Landscape (1891)
Ilya Repin, Portrait of the Poet Voinov (1926)
Portrait of the Poet Voinov (1926)
Ilya Repin, Portrait of Jelizaveta Zvantseva (1889)
Portrait of Jelizaveta Zvantseva (1889)
Ilya Repin, To His Homeland the Hero of the Last War (1878)
To His Homeland the Hero of the Last War (1878)
Ilya Repin, Portrait of Nadezhda Repina the Artist's Daughter (1900)
Portrait of Nadezhda Repina the Artist's Daughter (1900)
Ilya Repin, St. Nicholas Saves Three Innocents From Death (1888)
St. Nicholas Saves Three Innocents From Death (1888)
Ilya Repin, Autumn Bouquet Portrait of Vera Repina (1892)
Autumn Bouquet Portrait of Vera Repina (1892)
Ilya Repin, Rest Portrait of Vera Repina the Artist's Wife (1882)
Rest Portrait of Vera Repina the Artist's Wife (1882)
Ilya Repin, Sadko (1876)
Sadko (1876)
Ilya Repin, A Shy Peasant (1877)
A Shy Peasant (1877)
Ilya Repin, Dragon Fly Portrait of Vera Repina the Artist's Daughter (1884)
Dragon Fly Portrait of Vera Repina the Artist's Daughter (1884)

Valentin Serov

Valentin Serov was born in Saint Petersburg, son of the Russian composer and music critic Alexander Serov, and his wife and former student Valentina Serova also a composer in her own right. Raised in a highly artistic milieu he was encouraged to pursue his talents by his parents and in his childhood he studied in Paris and Moscow under Ilya Repin and in the St. Petersburg Academy of Arts (1880–1885) under Pavel Chistyakov. Serov’s early creativity was sparked by the realistic art of Repin and strict pedagogical system of Chistyakov. Further influences on Serov were the old master paintings he viewed in the museums of Russia and Western Europe, friendships with Mikhail Vrubel and (later) Konstantin Korovin, and the creative atmosphere of the Abramtsevo Colony, to which he was closely connected.

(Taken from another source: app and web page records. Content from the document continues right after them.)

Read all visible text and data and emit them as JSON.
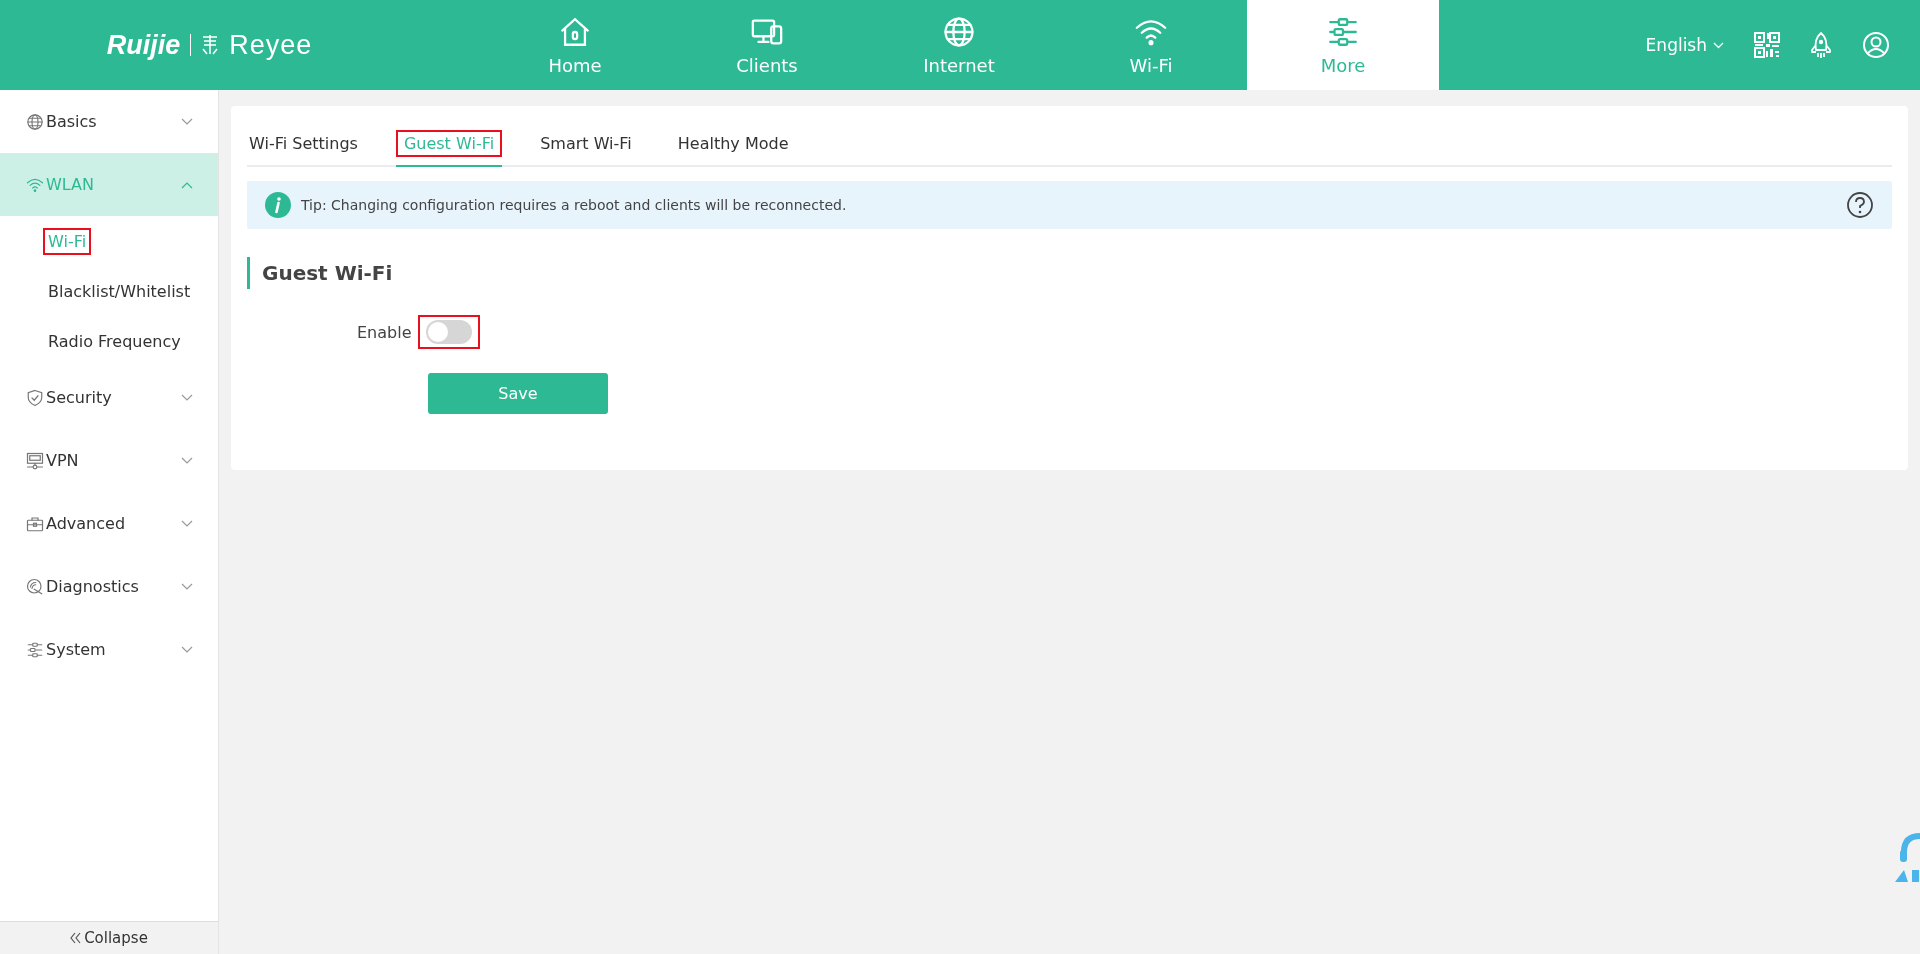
{
  "header": {
    "brand": [
      "Ruijie",
      "Reyee"
    ],
    "nav": [
      {
        "label": "Home",
        "selected": false
      },
      {
        "label": "Clients",
        "selected": false
      },
      {
        "label": "Internet",
        "selected": false
      },
      {
        "label": "Wi-Fi",
        "selected": false
      },
      {
        "label": "More",
        "selected": true
      }
    ],
    "language": "English"
  },
  "sidebar": {
    "items": [
      {
        "label": "Basics",
        "expanded": false,
        "selected": false
      },
      {
        "label": "WLAN",
        "expanded": true,
        "selected": true,
        "children": [
          {
            "label": "Wi-Fi",
            "selected": true,
            "highlighted": true
          },
          {
            "label": "Blacklist/Whitelist",
            "selected": false,
            "highlighted": false
          },
          {
            "label": "Radio Frequency",
            "selected": false,
            "highlighted": false
          }
        ]
      },
      {
        "label": "Security",
        "expanded": false,
        "selected": false
      },
      {
        "label": "VPN",
        "expanded": false,
        "selected": false
      },
      {
        "label": "Advanced",
        "expanded": false,
        "selected": false
      },
      {
        "label": "Diagnostics",
        "expanded": false,
        "selected": false
      },
      {
        "label": "System",
        "expanded": false,
        "selected": false
      }
    ],
    "collapse": "Collapse"
  },
  "content": {
    "tabs": [
      {
        "label": "Wi-Fi Settings",
        "selected": false,
        "highlighted": false
      },
      {
        "label": "Guest Wi-Fi",
        "selected": true,
        "highlighted": true
      },
      {
        "label": "Smart Wi-Fi",
        "selected": false,
        "highlighted": false
      },
      {
        "label": "Healthy Mode",
        "selected": false,
        "highlighted": false
      }
    ],
    "tip": "Tip: Changing configuration requires a reboot and clients will be reconnected.",
    "section_title": "Guest Wi-Fi",
    "enable": {
      "label": "Enable",
      "on": false,
      "highlighted": true
    },
    "save": "Save"
  }
}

The greatest works of Serov’s early period were portraits: The Girl with Peaches (1887), and The Girl Covered by the Sun (1888), both in the Tretyakov Gallery. In these paintings Serov concentrated on spontaneity of perception of the model and nature. In the development of light and color, the complex harmony of reflections, the sense of atmospheric saturation, and the fresh picturesque perception of the world, there appeared the features of early Russian impressionism (though Serov was not yet aware of works of French impressionists at the time of making those paintings).

Valentin Serov, The Girl Covered by the Sun (1888)

The Girl Covered by the Sun (1888)

Initially abstaining from the polychromatic, brightly colored painting style of the 1880s, Serov often preferred a dominant scale of black-grey or brown tones. Impressionistic features appeared sometimes in composite construction of a portrait, or to capture a sense of spontaneous movement.

At the start of the 20th century, Serov was at a stylistic turning point: features of impressionism disappeared from his work, and his modernistic style developed, but the characteristic truthful and realistic comprehension of the nature of his subjects remained constant.

Serov frequently called upon various graphic techniques – watercolors, pastels, lithographs and so forth. Figures in Serov’s portraits gradually became more and more graphically refined and economical, particularly during the late period. From 1890 to 1900 Serov produced many landscape compositions on country themes, in which the artistic direction took a romantic turn.